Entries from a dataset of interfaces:
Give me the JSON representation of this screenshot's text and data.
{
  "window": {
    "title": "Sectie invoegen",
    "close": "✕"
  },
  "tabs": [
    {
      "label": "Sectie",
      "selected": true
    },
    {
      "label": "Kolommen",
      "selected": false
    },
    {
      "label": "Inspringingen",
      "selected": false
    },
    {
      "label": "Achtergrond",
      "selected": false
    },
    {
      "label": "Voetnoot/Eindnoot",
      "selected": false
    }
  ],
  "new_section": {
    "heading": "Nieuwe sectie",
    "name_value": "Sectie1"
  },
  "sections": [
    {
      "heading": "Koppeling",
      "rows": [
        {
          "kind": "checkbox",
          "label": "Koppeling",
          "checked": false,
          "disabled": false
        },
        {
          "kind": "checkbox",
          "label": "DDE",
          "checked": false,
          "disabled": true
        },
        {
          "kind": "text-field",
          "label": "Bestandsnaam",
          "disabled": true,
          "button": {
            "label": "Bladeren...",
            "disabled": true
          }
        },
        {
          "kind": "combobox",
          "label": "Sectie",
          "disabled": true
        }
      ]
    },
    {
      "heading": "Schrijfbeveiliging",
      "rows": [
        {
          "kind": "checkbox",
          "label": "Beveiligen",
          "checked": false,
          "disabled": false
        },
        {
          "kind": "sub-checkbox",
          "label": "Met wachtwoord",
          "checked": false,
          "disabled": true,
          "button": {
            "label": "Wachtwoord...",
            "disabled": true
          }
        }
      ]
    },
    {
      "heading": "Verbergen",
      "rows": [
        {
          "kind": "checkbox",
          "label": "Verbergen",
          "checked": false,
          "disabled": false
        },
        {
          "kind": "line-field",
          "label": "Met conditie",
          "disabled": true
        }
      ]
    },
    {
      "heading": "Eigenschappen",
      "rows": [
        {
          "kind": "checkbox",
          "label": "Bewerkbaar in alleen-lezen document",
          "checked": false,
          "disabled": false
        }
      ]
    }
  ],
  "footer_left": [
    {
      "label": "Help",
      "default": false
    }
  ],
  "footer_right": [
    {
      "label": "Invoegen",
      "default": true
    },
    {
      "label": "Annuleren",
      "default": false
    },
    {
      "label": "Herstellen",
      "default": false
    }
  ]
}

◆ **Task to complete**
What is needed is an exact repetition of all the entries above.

◆ **Solution to this exercise**
Give me the JSON representation of this screenshot's text and data.
{
  "window": {
    "title": "Sectie invoegen",
    "close": "✕"
  },
  "tabs": [
    {
      "label": "Sectie",
      "selected": true
    },
    {
      "label": "Kolommen",
      "selected": false
    },
    {
      "label": "Inspringingen",
      "selected": false
    },
    {
      "label": "Achtergrond",
      "selected": false
    },
    {
      "label": "Voetnoot/Eindnoot",
      "selected": false
    }
  ],
  "new_section": {
    "heading": "Nieuwe sectie",
    "name_value": "Sectie1"
  },
  "sections": [
    {
      "heading": "Koppeling",
      "rows": [
        {
          "kind": "checkbox",
          "label": "Koppeling",
          "checked": false,
          "disabled": false
        },
        {
          "kind": "checkbox",
          "label": "DDE",
          "checked": false,
          "disabled": true
        },
        {
          "kind": "text-field",
          "label": "Bestandsnaam",
          "disabled": true,
          "button": {
            "label": "Bladeren...",
            "disabled": true
          }
        },
        {
          "kind": "combobox",
          "label": "Sectie",
          "disabled": true
        }
      ]
    },
    {
      "heading": "Schrijfbeveiliging",
      "rows": [
        {
          "kind": "checkbox",
          "label": "Beveiligen",
          "checked": false,
          "disabled": false
        },
        {
          "kind": "sub-checkbox",
          "label": "Met wachtwoord",
          "checked": false,
          "disabled": true,
          "button": {
            "label": "Wachtwoord...",
            "disabled": true
          }
        }
      ]
    },
    {
      "heading": "Verbergen",
      "rows": [
        {
          "kind": "checkbox",
          "label": "Verbergen",
          "checked": false,
          "disabled": false
        },
        {
          "kind": "line-field",
          "label": "Met conditie",
          "disabled": true
        }
      ]
    },
    {
      "heading": "Eigenschappen",
      "rows": [
        {
          "kind": "checkbox",
          "label": "Bewerkbaar in alleen-lezen document",
          "checked": false,
          "disabled": false
        }
      ]
    }
  ],
  "footer_left": [
    {
      "label": "Help",
      "default": false
    }
  ],
  "footer_right": [
    {
      "label": "Invoegen",
      "default": true
    },
    {
      "label": "Annuleren",
      "default": false
    },
    {
      "label": "Herstellen",
      "default": false
    }
  ]
}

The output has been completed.